> _WHAT THIS TASK INVOLVES_: Which lines of the records below contain the word "filter"? Copy each of them out.

Items from a dataset:
::::::::::
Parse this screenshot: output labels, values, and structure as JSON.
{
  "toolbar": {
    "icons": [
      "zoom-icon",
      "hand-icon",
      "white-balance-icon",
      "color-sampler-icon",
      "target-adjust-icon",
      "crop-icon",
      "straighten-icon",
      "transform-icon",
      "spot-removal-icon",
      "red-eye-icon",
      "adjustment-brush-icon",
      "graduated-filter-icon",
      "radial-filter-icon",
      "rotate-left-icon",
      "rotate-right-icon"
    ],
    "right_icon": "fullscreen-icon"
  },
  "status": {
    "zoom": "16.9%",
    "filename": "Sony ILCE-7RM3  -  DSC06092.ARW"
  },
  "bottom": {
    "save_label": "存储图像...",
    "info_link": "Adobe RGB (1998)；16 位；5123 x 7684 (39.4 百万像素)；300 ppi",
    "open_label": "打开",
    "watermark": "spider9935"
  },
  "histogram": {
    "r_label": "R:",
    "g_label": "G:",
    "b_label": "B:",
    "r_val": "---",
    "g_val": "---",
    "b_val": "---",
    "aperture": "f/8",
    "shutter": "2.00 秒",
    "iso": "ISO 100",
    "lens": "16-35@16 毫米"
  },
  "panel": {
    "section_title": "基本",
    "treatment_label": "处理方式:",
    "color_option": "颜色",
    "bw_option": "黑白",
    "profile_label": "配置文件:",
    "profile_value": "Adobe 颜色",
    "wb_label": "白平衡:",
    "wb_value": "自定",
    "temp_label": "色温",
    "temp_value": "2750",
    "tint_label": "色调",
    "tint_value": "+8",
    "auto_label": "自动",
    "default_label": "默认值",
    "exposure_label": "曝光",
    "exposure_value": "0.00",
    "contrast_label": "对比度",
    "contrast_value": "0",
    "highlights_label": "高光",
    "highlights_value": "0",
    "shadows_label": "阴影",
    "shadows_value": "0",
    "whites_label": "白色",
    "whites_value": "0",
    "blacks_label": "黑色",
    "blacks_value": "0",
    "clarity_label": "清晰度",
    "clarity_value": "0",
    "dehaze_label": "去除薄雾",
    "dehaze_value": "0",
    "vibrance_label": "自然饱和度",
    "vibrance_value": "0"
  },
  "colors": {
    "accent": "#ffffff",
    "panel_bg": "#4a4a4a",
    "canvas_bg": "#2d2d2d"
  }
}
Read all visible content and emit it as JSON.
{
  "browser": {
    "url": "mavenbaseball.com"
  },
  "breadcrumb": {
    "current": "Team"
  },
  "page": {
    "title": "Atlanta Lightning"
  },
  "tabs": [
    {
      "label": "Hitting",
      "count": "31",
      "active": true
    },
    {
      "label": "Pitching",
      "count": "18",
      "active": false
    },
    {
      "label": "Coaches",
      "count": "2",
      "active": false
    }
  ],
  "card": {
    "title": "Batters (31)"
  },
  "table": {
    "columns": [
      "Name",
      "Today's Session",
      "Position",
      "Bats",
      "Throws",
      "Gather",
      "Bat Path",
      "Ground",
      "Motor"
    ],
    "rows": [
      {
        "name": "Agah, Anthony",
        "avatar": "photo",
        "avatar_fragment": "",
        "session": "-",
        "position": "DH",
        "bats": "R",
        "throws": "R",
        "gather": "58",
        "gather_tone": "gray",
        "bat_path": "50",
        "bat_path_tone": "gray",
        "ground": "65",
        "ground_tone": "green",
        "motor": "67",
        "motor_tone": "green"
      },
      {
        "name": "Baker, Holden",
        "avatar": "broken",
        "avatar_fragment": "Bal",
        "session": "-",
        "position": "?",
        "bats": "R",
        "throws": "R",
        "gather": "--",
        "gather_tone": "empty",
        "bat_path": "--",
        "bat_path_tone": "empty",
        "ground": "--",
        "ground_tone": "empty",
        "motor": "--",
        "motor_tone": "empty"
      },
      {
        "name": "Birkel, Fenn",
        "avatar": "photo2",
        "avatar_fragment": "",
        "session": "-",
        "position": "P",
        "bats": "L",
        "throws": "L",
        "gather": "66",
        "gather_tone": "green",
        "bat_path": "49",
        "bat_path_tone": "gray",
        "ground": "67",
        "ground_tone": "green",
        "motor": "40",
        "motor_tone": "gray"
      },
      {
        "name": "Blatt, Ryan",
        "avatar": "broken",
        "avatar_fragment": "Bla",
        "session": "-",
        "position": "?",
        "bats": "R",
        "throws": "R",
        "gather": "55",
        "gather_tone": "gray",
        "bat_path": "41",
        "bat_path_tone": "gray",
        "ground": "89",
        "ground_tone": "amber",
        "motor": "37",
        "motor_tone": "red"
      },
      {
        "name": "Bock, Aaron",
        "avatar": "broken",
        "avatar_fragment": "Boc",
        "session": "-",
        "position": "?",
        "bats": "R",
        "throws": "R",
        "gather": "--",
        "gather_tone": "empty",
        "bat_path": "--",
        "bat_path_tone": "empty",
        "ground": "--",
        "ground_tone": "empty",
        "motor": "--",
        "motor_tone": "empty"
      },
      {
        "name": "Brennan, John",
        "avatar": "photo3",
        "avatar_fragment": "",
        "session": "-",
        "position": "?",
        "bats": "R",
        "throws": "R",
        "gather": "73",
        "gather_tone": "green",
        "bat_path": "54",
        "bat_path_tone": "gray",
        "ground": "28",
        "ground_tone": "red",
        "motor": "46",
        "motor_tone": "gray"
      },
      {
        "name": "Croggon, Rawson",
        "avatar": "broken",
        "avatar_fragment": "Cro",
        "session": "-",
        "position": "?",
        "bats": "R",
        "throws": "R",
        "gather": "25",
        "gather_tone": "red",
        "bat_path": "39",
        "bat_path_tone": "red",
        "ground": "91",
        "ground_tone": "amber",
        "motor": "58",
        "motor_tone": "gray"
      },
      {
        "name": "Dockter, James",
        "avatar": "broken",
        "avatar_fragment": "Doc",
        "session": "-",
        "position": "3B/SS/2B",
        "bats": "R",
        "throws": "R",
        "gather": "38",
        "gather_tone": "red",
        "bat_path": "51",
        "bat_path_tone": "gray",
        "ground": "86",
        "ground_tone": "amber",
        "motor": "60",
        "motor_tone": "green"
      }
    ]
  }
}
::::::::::
> _WRITTEN ANSWER_:
      "graduated-filter-icon",
      "radial-filter-icon",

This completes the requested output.